(Dataset rows for apps and sites)
::::::::

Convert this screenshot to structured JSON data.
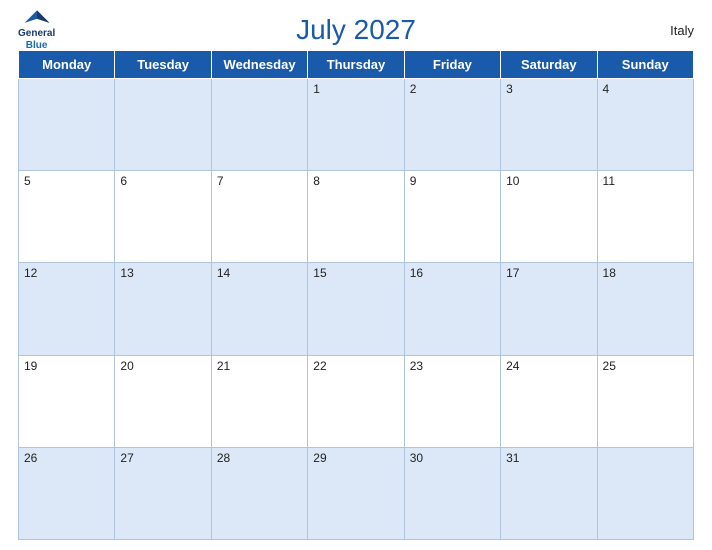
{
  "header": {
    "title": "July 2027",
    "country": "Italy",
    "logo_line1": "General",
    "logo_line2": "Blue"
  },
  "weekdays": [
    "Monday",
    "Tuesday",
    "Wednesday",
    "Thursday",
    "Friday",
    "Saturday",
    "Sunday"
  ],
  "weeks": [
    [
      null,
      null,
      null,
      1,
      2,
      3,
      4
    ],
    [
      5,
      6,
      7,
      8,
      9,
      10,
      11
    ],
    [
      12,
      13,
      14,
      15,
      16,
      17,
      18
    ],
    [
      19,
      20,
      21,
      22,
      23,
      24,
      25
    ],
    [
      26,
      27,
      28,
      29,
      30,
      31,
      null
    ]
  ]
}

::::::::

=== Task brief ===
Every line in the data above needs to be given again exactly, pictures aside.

=== Task solution ===
Convert this screenshot to structured JSON data.
{
  "header": {
    "title": "July 2027",
    "country": "Italy",
    "logo_line1": "General",
    "logo_line2": "Blue"
  },
  "weekdays": [
    "Monday",
    "Tuesday",
    "Wednesday",
    "Thursday",
    "Friday",
    "Saturday",
    "Sunday"
  ],
  "weeks": [
    [
      null,
      null,
      null,
      1,
      2,
      3,
      4
    ],
    [
      5,
      6,
      7,
      8,
      9,
      10,
      11
    ],
    [
      12,
      13,
      14,
      15,
      16,
      17,
      18
    ],
    [
      19,
      20,
      21,
      22,
      23,
      24,
      25
    ],
    [
      26,
      27,
      28,
      29,
      30,
      31,
      null
    ]
  ]
}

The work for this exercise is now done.